Lazy eye occurs when something forces a child's vision to blur or causes the eyes to cross. Any situation where the brain sees one blurry image and one clear one will mean that the brain starts to ignore the blurry image. Over time, this can cause amblyopia in one eye.
The main causes are:
- Strabismic amblyopia. An imbalance in the muscles that position the eyes, causing them to cross in or turn out. The eyes cannot function together properly, and the condition deteriorates over time.
- Deprivation amblyopia. Lazy eye will sometimes occur in one eye if there is another problem causing blurry vision. For example, a cataract in the lens will mean that the brain starts to ignore the image from this eye, leading to amblyopia.
- Refractive amblyopia. Nearsightedness, farsightedness or astigmatism in one eye can all lead to refractive amblyopia because the two eyes simply cannot work properly together.
A doctor will need to conduct a thorough eye exam to diagnose lazy eye and work out the cause. As well as a physical examination, he or she may use a number of tests to identify the problem.
Parents can sometimes see the early signs of amblyopia in their children, but only a doctor can properly diagnose some forms of the condition. You may start to notice that one eye wanders in or out, or that the eyes just don't seem to work well together. You may also note certain vision problems. For example, children with the problem often have poor depth perception, or start to squint a lot.
It's important to talk to a doctor as soon as you notice any signs of the problem. Eyesight tests are a common part of primary care in younger children, but it's important to stay vigilant. The American Association for Pediatric Ophthalmology and Strabismus advises that treatment success increases when you start to deal with the problem at an early stage.
According to the nature and severity of the problem, doctors can diagnose a number of treatment options for children with amblyopia. These include:
- Corrective eyewear. You can sometimes stop lazy eye if you deal with the other vision problem, such as nearsightedness.
- Eye patch. An eye patch over the stronger eye forces the brain to manage vision more completely. Children over the age of four should normally wear the patch for three to six hours a day.
- Eye drops. Atropine can blur the vision in the stronger eye, forcing the child to use the weaker eye.
- Surgery. A surgical solution can often repair the eye muscles. This approach is also effective if the child has a cataract.
Vision therapy often combines some of these types of treatment to train the brain to align the two eyes properly. For example, the child may use a patch for short periods, as well as carrying our brain training activities and exercises.
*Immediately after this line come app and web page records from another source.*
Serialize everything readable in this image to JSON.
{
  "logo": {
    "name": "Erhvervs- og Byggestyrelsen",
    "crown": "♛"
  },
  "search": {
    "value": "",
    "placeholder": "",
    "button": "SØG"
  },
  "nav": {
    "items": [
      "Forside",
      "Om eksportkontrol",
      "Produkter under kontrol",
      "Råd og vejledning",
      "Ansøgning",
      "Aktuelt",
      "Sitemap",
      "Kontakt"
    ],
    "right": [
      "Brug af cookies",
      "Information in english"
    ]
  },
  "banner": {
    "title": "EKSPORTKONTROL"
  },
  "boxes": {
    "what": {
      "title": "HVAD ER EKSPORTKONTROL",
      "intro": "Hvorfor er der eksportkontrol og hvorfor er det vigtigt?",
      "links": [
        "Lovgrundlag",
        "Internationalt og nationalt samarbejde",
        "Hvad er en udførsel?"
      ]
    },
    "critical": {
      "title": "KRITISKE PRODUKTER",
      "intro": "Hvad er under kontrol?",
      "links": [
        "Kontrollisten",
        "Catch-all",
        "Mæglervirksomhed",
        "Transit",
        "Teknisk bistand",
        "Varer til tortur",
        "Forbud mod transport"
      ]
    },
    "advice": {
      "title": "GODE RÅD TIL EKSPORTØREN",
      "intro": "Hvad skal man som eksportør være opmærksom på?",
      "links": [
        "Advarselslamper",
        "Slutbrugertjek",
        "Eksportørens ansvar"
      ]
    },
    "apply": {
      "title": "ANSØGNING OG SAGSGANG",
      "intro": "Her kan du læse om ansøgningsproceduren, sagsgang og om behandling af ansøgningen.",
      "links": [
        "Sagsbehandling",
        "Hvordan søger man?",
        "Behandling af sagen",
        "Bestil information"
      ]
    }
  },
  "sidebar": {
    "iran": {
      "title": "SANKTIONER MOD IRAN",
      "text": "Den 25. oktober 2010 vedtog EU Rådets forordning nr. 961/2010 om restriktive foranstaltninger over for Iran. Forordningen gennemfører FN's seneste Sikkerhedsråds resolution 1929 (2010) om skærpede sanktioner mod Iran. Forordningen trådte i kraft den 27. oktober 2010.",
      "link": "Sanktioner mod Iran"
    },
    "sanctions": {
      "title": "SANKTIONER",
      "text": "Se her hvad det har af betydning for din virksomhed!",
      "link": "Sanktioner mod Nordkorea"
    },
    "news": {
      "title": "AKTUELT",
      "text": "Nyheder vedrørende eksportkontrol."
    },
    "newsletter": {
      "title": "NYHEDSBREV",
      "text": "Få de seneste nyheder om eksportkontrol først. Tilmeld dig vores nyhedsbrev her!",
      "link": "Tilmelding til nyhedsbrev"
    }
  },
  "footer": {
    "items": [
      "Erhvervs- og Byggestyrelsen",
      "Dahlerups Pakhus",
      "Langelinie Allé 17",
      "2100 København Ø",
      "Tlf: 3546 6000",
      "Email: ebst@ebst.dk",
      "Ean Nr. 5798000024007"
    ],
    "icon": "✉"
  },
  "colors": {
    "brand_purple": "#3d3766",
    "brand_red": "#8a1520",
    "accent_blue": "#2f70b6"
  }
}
Some children may also need vision therapy after surgery.
Lazy eye is a common problem in children, but, with an early diagnosis and the right treatment options, doctors can often completely cure the condition over time. Talk to your doctor for more advice, and make sure you find the right solution for your child. Click for more info.